>>>
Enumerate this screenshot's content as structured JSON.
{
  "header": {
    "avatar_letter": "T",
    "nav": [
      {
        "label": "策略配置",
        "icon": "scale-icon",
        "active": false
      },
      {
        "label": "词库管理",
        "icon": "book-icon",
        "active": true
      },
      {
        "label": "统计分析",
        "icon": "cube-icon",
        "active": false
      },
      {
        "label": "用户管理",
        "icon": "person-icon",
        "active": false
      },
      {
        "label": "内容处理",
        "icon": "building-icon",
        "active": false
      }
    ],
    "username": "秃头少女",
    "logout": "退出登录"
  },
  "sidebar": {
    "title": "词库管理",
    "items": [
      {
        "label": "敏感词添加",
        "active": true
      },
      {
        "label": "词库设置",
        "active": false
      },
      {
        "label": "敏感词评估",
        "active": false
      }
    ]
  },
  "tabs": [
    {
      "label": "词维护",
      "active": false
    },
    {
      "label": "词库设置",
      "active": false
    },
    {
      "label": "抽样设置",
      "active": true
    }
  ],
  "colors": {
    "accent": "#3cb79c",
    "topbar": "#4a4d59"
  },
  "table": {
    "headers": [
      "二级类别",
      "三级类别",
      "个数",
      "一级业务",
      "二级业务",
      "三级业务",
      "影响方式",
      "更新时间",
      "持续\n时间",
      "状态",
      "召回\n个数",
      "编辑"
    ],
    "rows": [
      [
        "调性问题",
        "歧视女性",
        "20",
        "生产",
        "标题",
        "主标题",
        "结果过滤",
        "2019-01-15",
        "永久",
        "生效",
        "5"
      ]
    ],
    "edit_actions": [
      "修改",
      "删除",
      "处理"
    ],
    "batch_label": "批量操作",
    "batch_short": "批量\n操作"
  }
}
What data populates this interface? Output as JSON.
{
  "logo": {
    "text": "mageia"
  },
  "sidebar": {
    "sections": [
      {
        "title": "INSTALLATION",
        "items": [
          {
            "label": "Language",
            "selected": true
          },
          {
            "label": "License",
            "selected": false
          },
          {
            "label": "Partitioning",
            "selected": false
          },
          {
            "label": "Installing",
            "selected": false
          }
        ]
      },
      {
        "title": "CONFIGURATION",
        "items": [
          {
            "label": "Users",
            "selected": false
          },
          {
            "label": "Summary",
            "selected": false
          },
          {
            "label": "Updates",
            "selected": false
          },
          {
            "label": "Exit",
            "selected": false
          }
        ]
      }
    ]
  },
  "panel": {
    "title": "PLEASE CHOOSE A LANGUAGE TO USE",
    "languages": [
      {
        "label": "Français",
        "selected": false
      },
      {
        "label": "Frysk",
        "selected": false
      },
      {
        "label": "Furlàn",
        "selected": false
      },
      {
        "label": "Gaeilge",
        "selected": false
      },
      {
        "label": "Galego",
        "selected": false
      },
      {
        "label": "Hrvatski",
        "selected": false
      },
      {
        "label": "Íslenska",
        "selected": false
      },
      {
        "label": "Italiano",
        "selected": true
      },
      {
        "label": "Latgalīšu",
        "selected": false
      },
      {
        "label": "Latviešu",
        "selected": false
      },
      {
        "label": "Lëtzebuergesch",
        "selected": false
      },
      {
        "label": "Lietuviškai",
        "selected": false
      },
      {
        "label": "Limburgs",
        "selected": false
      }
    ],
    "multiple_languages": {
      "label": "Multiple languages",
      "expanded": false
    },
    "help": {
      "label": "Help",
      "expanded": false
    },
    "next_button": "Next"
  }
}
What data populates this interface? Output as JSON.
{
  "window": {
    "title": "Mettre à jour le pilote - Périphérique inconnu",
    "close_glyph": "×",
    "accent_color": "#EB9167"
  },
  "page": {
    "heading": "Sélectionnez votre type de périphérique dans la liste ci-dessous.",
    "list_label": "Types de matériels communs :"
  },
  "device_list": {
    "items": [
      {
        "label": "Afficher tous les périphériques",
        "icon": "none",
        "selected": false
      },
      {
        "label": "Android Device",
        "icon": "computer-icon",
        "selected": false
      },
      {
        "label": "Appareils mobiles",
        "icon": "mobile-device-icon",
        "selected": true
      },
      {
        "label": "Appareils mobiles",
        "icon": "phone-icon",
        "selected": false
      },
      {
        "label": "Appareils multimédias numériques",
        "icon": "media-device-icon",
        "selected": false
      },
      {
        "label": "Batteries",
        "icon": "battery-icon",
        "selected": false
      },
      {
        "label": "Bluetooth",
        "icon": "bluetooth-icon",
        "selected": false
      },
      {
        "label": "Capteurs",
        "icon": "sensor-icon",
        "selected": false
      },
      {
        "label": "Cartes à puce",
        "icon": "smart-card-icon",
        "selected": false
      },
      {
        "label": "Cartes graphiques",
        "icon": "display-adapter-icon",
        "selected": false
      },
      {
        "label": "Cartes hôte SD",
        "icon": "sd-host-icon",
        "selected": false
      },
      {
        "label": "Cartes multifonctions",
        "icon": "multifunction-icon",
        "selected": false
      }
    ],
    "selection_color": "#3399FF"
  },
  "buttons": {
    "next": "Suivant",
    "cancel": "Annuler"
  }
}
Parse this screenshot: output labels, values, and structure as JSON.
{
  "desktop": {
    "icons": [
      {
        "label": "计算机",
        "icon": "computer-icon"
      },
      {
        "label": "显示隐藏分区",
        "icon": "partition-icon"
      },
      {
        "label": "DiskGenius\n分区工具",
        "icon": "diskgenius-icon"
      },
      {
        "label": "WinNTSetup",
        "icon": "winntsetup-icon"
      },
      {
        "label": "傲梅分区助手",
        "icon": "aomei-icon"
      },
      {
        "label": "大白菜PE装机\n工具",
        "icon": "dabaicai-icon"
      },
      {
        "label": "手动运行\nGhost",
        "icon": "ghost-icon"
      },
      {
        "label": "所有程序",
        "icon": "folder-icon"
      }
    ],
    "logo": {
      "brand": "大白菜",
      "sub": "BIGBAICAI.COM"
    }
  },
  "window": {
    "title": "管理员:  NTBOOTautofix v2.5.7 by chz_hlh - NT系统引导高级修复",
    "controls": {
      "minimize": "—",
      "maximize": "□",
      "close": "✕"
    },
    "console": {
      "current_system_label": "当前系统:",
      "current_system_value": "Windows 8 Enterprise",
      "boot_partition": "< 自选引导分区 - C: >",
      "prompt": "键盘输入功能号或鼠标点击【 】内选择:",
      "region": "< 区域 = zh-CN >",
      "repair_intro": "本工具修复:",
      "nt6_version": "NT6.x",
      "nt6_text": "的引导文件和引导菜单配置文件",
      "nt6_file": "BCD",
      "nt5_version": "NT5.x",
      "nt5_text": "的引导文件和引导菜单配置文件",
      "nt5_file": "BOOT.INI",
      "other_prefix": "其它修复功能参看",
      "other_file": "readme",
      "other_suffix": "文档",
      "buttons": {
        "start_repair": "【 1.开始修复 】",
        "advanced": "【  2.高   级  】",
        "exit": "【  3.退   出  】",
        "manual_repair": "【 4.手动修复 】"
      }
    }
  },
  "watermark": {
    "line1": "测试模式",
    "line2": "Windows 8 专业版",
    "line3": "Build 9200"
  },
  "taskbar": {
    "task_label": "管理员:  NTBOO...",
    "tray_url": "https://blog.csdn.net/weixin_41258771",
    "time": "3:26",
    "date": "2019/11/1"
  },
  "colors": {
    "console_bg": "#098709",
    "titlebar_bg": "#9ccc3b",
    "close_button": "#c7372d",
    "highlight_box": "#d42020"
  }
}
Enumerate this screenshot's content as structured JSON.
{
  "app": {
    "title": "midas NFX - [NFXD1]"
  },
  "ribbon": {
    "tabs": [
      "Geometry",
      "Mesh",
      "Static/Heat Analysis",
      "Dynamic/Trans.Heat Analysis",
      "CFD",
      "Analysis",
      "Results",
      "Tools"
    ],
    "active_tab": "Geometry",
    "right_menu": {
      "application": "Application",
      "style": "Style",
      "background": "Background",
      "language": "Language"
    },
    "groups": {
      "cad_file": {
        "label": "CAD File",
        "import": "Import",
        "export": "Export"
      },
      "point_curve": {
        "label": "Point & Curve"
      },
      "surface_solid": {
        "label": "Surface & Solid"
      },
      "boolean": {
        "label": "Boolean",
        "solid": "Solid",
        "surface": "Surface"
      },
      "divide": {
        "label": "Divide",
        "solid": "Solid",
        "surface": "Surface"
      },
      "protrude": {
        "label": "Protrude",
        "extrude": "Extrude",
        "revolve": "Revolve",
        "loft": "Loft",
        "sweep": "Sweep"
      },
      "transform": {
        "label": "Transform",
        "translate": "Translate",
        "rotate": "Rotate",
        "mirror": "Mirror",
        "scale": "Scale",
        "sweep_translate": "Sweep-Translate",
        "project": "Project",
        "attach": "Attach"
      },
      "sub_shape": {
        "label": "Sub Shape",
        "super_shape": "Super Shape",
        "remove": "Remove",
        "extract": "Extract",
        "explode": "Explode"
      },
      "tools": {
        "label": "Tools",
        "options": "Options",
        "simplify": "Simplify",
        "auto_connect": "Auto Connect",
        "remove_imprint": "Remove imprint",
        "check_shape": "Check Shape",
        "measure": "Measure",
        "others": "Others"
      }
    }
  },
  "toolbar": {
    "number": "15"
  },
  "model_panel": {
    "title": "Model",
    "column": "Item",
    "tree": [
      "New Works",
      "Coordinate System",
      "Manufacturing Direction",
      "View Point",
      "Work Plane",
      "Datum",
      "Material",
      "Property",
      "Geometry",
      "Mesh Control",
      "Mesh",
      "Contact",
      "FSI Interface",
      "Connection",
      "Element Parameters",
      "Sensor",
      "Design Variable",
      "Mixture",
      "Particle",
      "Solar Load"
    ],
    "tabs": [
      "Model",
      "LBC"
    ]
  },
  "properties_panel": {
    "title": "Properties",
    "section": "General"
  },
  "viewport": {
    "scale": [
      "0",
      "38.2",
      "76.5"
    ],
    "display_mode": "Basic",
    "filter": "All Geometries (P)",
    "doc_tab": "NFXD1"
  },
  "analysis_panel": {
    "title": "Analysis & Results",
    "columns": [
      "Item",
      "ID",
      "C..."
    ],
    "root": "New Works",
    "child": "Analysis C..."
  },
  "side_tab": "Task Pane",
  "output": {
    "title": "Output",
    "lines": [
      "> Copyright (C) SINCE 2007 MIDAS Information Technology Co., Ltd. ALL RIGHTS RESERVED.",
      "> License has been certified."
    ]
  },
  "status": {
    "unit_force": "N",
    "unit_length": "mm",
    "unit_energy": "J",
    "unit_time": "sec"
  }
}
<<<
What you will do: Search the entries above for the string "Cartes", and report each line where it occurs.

Solution for this exercise:
        "label": "Cartes à puce",
        "label": "Cartes graphiques",
        "label": "Cartes hôte SD",
        "label": "Cartes multifonctions",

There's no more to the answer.